We got these from The Cabinet Door Store. Rather than placing an order from his work, we opted to buy these because they were priced to fit our budget and had a shorter lead-time. We didn’t want to push our little project into their production schedule, especially during the busy season!
No! Our full size kitchen is on the main level. It’s the space most people associate with my account or aesthetic. It has moody dark cabinetry, durable soapstone countertops, and panel ready appliances. We renovated it in 2019 and I still adore our kitchen. The cabinets you’re seeing throughout this post live in our basement kitchen- which we’ll use as a bar, since it’s open concept to our basement media room… and it looks nothing like our upstairs kitchen.

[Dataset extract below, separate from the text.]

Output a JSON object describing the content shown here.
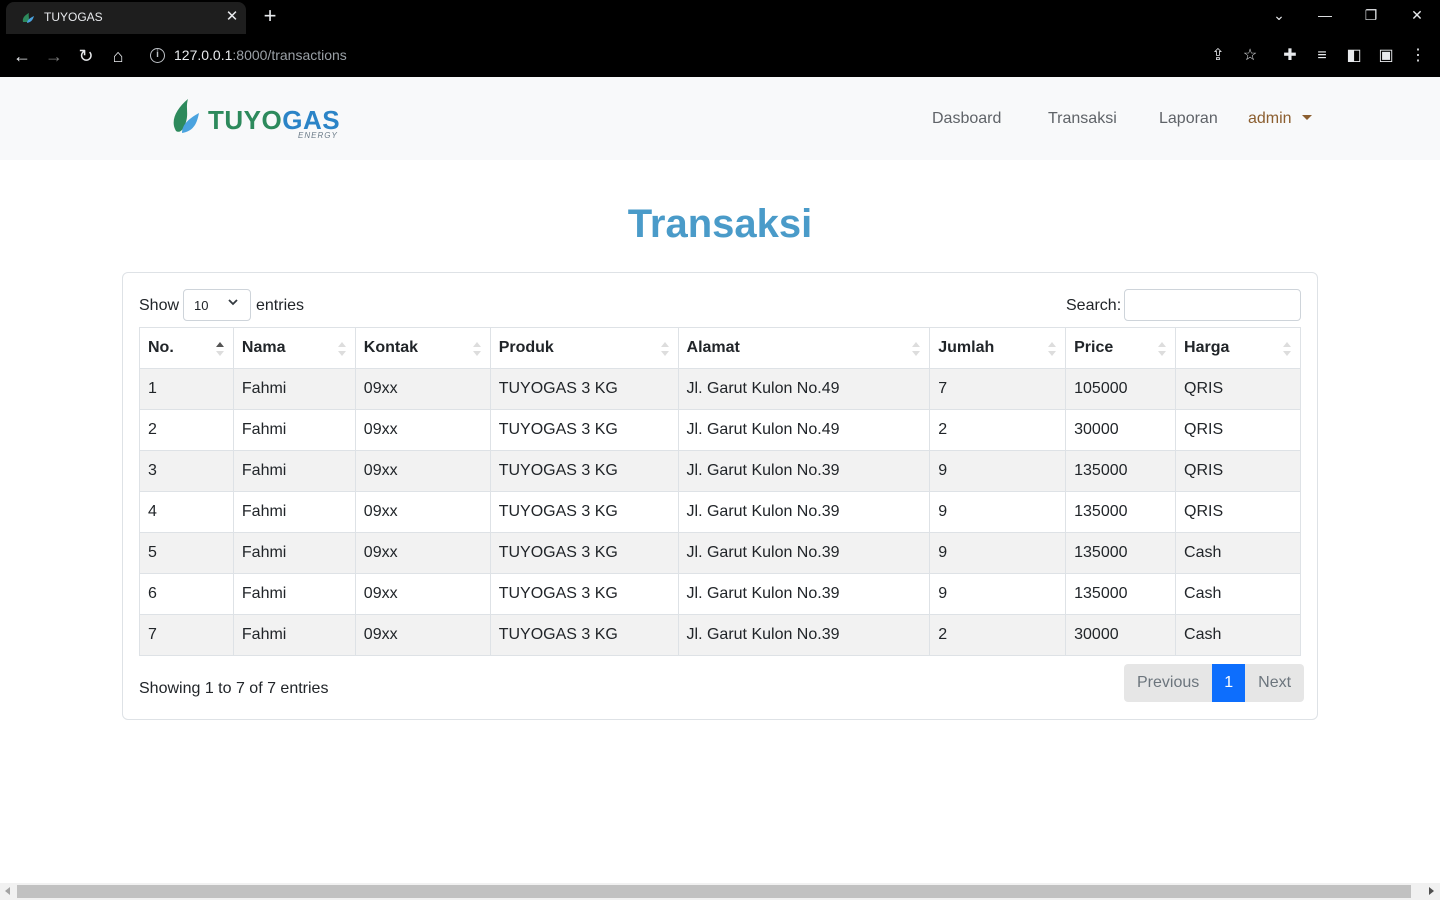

We have this Graco paint sprayer and love it, but for this particular door profile and the fact that I was painting a two toned look would have made spraying equally as difficult or time consuming. I found it easier to get in close with a tiny brush and work in layering thin even coats for a professional look and durable application. I honestly think it’s more about the quality of the paint you’re using!
Follow my tutorial on how to paint a door… it’s the same for cabinet doors! You’ll need a good brush, quality paint, and high density foam rollers (specifically for doors & cabinets).
I sure do! Check out my favorite Benjamin Moore paint swatches here.
Paint grade maple, primed. Budget friendly, durable, and ready to paint!
If you’ve got more questions for me- be sure to leave them in the comment section! I’m always happy to help. Here are a few more sneak peeks at the end result (I don’t want to give away the entire kitchen yet, as we’ve got plenty left to do).
I also wanted to share a quick breakdown of the cost with you. All of our primed, paint grade maple doors and drawers (18 pieces) for this kitchen cost around $850… a fraction of what replacing the cabinets would have cost. If you’re curious what our main kitchen cost, you can see the complete kitchen budget here. Comparing that space to our basement kitchen, this is definitely a budget-friendly renovation.
Other Impactful Ways to Update a Dated Kitchen
If you’re not looking for a complete kitchen demo & renovation- or are trying to stick to a budget… here are some more ways to update a dated kitchen. I’d recommend picking and choosing a couple of these for an impactful makeover that’s easier on the wallet!
- Paint Your Kitchen Cabinets
- Swap the Hardware
- Install Under Cabinet Lighting
- Replace the Countertop
- Update the Plumbing Fixtures (Kitchen Faucet, Pot Filler, etc)
- Invest in New Appliances
- Replace the Backsplash
- Install Open Shelving
- Deep Clean and Restyle
You may also be interested in reading 10 ways to save money on major home buys… that’s a very applicable post- especially as we head into a new year with an updated home to-do list. What projects are you hoping to tackle this year? Our entryway paint is beginning this week and we’re still working on the basement. I feel like those two BIG spaces will be super nice once they’re finished. All good things!